Prestigious art show with political edge

Swissinfo EN - Sat, 06/17/2017 - 15:00
The international art world is meeting once again in the Swiss city of Basel, bringing together leading galleries and collectors of contemporary art. The three-day show focuses on the role of the artist in a world of political chaos. The prestigious event is primarily a highlight for wealthy collectors of contemporary art and the world's leading galleries, but it also attracts a broad public who come to admire the latest paintings, sculptures and installations. This year's show has a distinctly political edge and showcases works of art by Barbara Kruger, an American conceptual artist best known for laying aggressively direct slogans over black-and-white photographs. Sue Williamson denounces in her work slavery and xenophobia. She is part of a pioneering generation of South African artists in the 1970s who addressed social change under the apartheid regime. The 48th Art Basel, which opened its doors on Thursday, is expected to attract around 100,000 visitors over three days.
Categories: News EN

From refugee to lawyer

Swissinfo EN - Sat, 06/17/2017 - 11:00
Seth Médiateur Tuyisabe arrived in Switzerland as a refugee at the age of nine. Now he is taking exams to become a lawyer. This is his story. Civil war started in Burundi in 1993, and an attempt was made on the life of Seth’s father, a bank employee, who was forced to flee. He went to Switzerland, where fellow members of a Catholic community provided shelter. Back in Burundi, a close friend was blown up and killed by a road mine while using the family car. Seth, his mother and siblings managed to get the last flight out of the country.
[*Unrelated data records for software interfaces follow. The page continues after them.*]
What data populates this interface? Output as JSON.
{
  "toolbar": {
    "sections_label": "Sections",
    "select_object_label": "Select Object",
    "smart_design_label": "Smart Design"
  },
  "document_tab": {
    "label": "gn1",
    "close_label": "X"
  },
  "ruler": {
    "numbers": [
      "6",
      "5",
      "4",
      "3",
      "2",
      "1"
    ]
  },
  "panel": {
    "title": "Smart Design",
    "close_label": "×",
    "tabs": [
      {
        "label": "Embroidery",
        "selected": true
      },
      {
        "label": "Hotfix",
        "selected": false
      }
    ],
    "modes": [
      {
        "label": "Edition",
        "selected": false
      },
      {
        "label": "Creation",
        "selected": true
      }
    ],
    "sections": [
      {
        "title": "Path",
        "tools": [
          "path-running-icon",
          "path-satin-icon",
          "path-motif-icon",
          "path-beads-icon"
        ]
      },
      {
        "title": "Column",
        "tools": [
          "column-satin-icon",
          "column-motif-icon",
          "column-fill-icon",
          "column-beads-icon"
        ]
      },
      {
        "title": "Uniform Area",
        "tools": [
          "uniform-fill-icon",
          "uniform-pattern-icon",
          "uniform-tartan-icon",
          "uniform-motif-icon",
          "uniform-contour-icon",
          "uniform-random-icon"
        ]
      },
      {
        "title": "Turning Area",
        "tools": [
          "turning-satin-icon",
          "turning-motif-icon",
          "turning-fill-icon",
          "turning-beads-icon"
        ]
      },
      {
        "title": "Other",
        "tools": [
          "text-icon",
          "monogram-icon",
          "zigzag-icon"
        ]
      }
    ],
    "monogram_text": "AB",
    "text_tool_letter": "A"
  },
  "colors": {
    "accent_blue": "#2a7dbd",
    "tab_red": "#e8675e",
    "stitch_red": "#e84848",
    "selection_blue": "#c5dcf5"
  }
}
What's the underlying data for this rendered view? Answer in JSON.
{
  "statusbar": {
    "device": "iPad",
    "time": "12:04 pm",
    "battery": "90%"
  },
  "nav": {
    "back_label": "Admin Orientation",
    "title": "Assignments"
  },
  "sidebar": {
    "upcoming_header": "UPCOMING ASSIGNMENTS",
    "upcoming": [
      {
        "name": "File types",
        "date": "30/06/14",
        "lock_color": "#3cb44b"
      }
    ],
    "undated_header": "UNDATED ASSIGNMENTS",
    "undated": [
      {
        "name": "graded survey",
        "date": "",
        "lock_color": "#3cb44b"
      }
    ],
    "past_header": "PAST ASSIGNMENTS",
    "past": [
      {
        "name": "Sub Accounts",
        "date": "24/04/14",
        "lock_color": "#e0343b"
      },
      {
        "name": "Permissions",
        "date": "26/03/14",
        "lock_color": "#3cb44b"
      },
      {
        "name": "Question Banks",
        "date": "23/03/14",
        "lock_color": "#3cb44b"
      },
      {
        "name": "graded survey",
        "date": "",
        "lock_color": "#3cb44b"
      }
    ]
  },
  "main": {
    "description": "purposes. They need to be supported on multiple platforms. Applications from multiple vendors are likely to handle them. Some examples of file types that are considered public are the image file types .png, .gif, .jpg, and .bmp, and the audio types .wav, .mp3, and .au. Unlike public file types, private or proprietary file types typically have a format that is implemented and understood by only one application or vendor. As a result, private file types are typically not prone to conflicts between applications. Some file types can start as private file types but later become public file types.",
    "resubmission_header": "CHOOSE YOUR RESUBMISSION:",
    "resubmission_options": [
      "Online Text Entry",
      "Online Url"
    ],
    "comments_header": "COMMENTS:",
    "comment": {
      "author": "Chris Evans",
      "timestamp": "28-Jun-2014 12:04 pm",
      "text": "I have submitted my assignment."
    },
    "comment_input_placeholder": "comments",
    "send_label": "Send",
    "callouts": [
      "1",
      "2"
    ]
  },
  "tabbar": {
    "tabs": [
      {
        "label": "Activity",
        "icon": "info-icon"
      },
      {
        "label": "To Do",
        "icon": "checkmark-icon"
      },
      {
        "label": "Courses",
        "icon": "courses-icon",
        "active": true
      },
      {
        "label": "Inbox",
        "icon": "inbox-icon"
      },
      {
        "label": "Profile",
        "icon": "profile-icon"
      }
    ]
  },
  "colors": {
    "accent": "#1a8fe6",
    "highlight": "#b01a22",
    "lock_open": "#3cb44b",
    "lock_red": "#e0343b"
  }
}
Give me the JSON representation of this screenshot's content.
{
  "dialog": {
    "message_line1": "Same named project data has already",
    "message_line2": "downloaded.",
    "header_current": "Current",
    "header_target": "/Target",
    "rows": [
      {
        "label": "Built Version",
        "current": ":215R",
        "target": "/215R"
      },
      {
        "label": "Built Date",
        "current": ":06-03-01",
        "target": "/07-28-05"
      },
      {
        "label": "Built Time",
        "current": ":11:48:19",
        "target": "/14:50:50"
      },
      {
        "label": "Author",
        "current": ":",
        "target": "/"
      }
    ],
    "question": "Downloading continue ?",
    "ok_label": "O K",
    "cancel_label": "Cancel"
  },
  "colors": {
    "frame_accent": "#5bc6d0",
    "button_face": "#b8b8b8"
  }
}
They fled to Cameroon, where they stayed for two years, before joining Seth’s father in Switzerland. After arriving here, they lived in various asylum centres before finally settling down in Lausanne. Coming from Burundi, they were amazed to see snow, a vast public transport network, people running for buses, public play parks, and the way in which some dogs are dressed up in clothes.  Seth had already learnt French in Cameroon, which was a ...
Categories: News EN
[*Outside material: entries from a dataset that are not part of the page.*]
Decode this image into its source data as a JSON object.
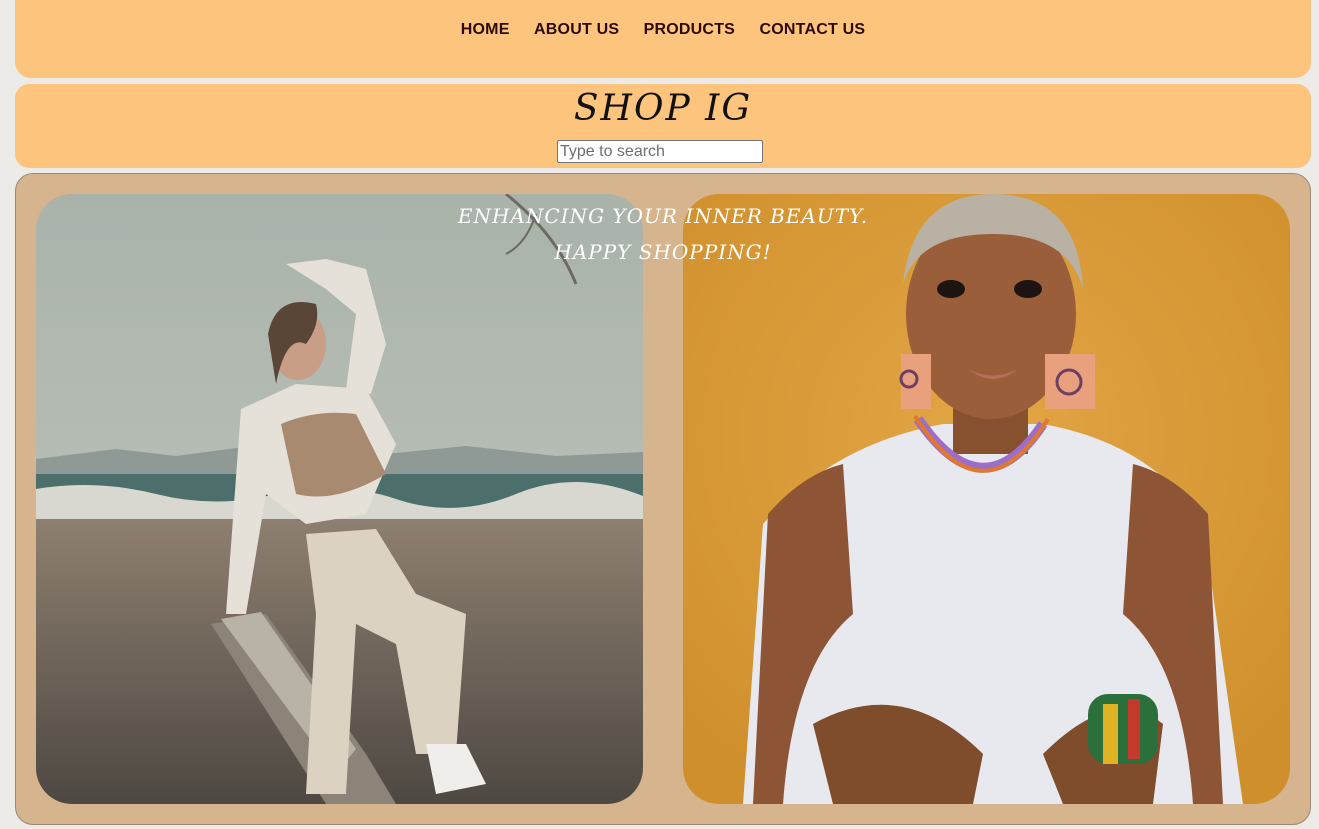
{
  "nav": {
    "items": [
      {
        "label": "HOME"
      },
      {
        "label": "ABOUT US"
      },
      {
        "label": "PRODUCTS"
      },
      {
        "label": "CONTACT US"
      }
    ]
  },
  "header": {
    "title": "SHOP IG"
  },
  "search": {
    "placeholder": "Type to search",
    "value": ""
  },
  "hero": {
    "tagline_line1": "ENHANCING YOUR INNER BEAUTY.",
    "tagline_line2": "HAPPY SHOPPING!"
  },
  "colors": {
    "bar_background": "#fdc47e",
    "hero_background": "#d6b48e",
    "page_background": "#ecebe8",
    "nav_text": "#2a0a0a"
  }
}
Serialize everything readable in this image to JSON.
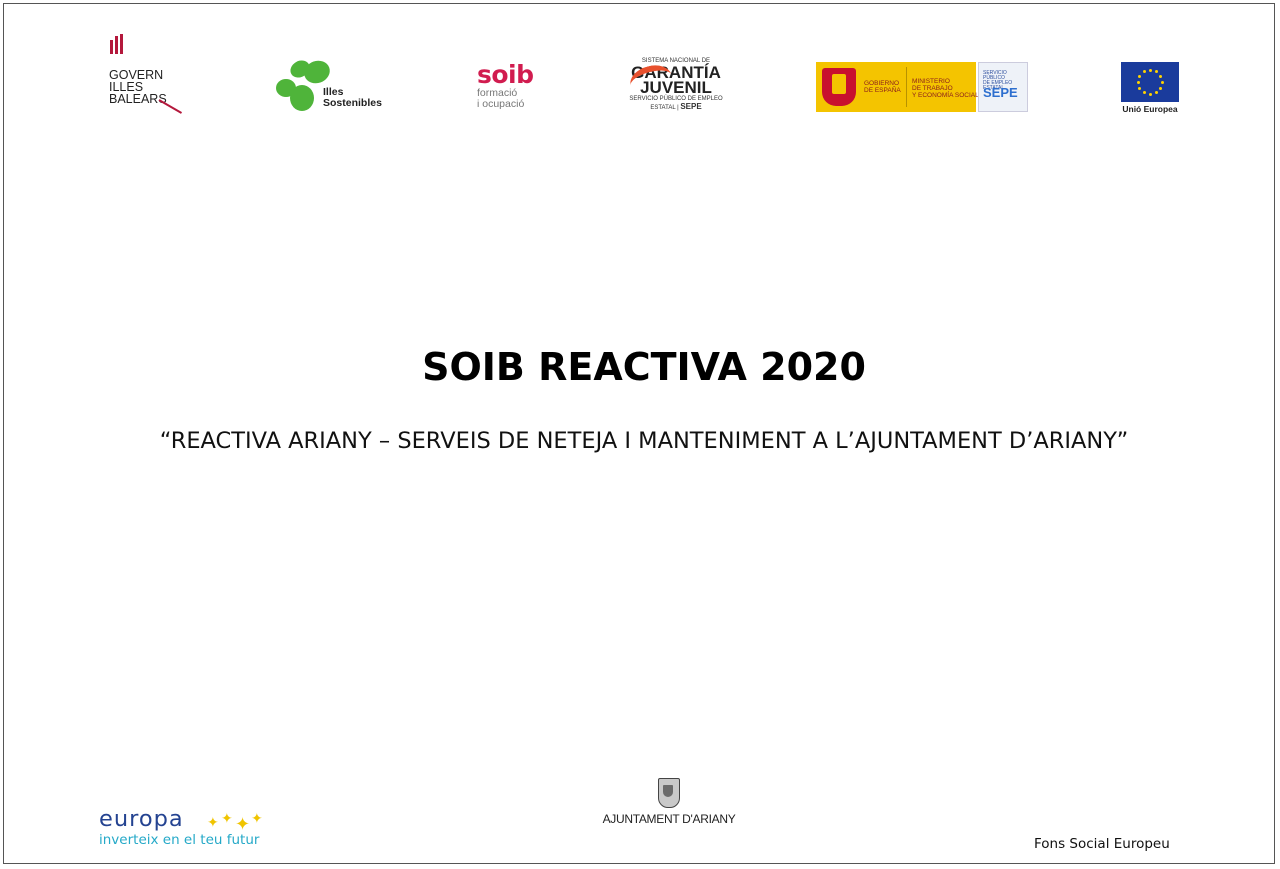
{
  "header_logos": {
    "govern": {
      "lines": [
        "GOVERN",
        "ILLES",
        "BALEARS"
      ],
      "color": "#b4183c"
    },
    "illes_sostenibles": {
      "lines": [
        "Illes",
        "Sostenibles"
      ],
      "color": "#4fb43a"
    },
    "soib": {
      "brand": "soib",
      "lines": [
        "formació",
        "i ocupació"
      ],
      "color": "#d11c4f"
    },
    "garantia_juvenil": {
      "top": "SISTEMA NACIONAL DE",
      "lines": [
        "GARANTÍA",
        "JUVENIL"
      ],
      "foot_small": "SERVICIO PÚBLICO DE EMPLEO ESTATAL",
      "foot_brand": "SEPE"
    },
    "gobierno": {
      "gov_lines": [
        "GOBIERNO",
        "DE ESPAÑA"
      ],
      "min_lines": [
        "MINISTERIO",
        "DE TRABAJO",
        "Y ECONOMÍA SOCIAL"
      ],
      "sepe_small": [
        "SERVICIO PÚBLICO",
        "DE EMPLEO ESTATAL"
      ],
      "sepe": "SEPE",
      "color": "#f4c400"
    },
    "eu": {
      "label": "Unió Europea",
      "color": "#1a3b9c"
    }
  },
  "title": "SOIB REACTIVA 2020",
  "subtitle": "“REACTIVA ARIANY – SERVEIS DE NETEJA I MANTENIMENT A L’AJUNTAMENT D’ARIANY”",
  "footer": {
    "europa": {
      "word": "europa",
      "tagline": "inverteix en el teu futur"
    },
    "ajuntament": {
      "name": "AJUNTAMENT D'ARIANY"
    },
    "fons": "Fons Social Europeu"
  }
}
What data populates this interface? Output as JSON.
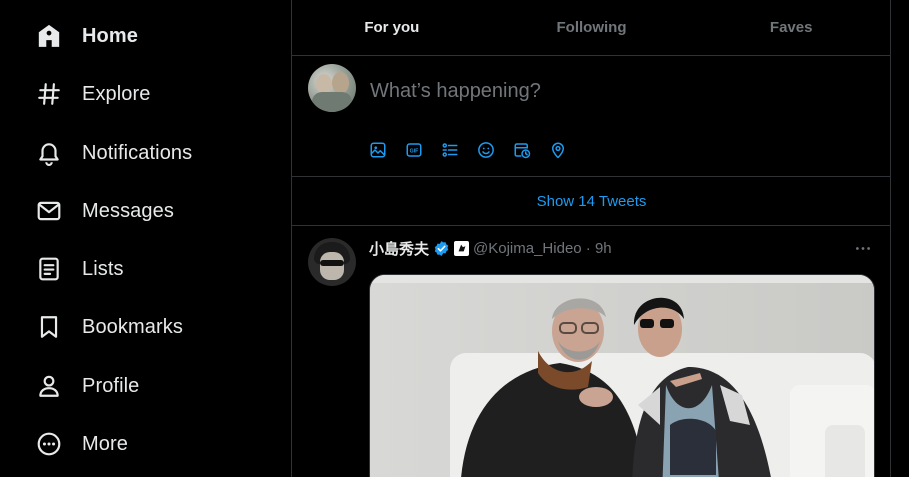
{
  "sidebar": {
    "items": [
      {
        "label": "Home",
        "icon": "home-icon"
      },
      {
        "label": "Explore",
        "icon": "hashtag-icon"
      },
      {
        "label": "Notifications",
        "icon": "bell-icon"
      },
      {
        "label": "Messages",
        "icon": "envelope-icon"
      },
      {
        "label": "Lists",
        "icon": "list-icon"
      },
      {
        "label": "Bookmarks",
        "icon": "bookmark-icon"
      },
      {
        "label": "Profile",
        "icon": "person-icon"
      },
      {
        "label": "More",
        "icon": "more-circle-icon"
      }
    ],
    "active": "Home"
  },
  "tabs": [
    {
      "label": "For you",
      "active": true
    },
    {
      "label": "Following",
      "active": false
    },
    {
      "label": "Faves",
      "active": false
    }
  ],
  "composer": {
    "placeholder": "What’s happening?",
    "tools": [
      "image-icon",
      "gif-icon",
      "poll-icon",
      "emoji-icon",
      "schedule-icon",
      "location-icon"
    ]
  },
  "show_tweets": "Show 14 Tweets",
  "tweet": {
    "name": "小島秀夫",
    "handle": "@Kojima_Hideo · 9h",
    "verified": true
  },
  "colors": {
    "accent": "#1d9bf0",
    "background": "#000000",
    "text": "#e7e9ea",
    "muted": "#71767b",
    "border": "#2f3336"
  }
}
From refugee to lawyer

Swissinfo EN - Sat, 06/17/2017 - 11:00
Seth Médiateur Tuyisabe arrived in Switzerland as a refugee at the age of nine. Now he is taking exams to become a lawyer. This is his story. Civil war started in Burundi in 1993, and an attempt was made on the life of Seth’s father, a bank employee, who was forced to flee. He went to Switzerland, where fellow members of a Catholic community provided shelter. Back in Burundi, a close friend was blown up and killed by a road mine while using the family car. Seth, his mother and siblings managed to get the last flight out of the country. They fled to Cameroon, where they stayed for two years, before joining Seth’s father in Switzerland. After arriving here, they lived in various asylum centres before finally settling down in Lausanne. Coming from Burundi, they were amazed to see snow, a vast public transport network, people running for buses, public play parks, and the way in which some dogs are dressed up in clothes.  Seth had already learnt French in Cameroon, which was a ...
Categories: News EN

Hiking asylum seekers finish trek across Switzerland

Swissinfo EN - Fri, 06/16/2017 - 17:00
Two asylum seekers from Afghanistan finished their “integration hike” around Switzerland, having covered more than 1000 km. (SRF, swissinfo.ch) Hamid and Mohammed are both 26 years-old and ethnic Hazaras. They fled war in their country in 2015. Hamid is a trained builder and Mohammed is a maths teacher. They are based at asylum centres in canton Aargau, and met playing football. The two set out on their odyssey on May 1 with a mission to get to know Switzerland and its people. They stayed at Swiss people’s homes and received gifts from them, such as hiking gear. They now want to encourage other asylum seekers to try and integrate, and learn about the country where they are seeking asylum.  At the end of the trek, Hamid Jafari said his favourite stop along the way was Valais, as the people there were so friendly. The trip ended at parliament, giving the two men the chance to find out how asylum decisions are made in Switzerland. 
Categories: News EN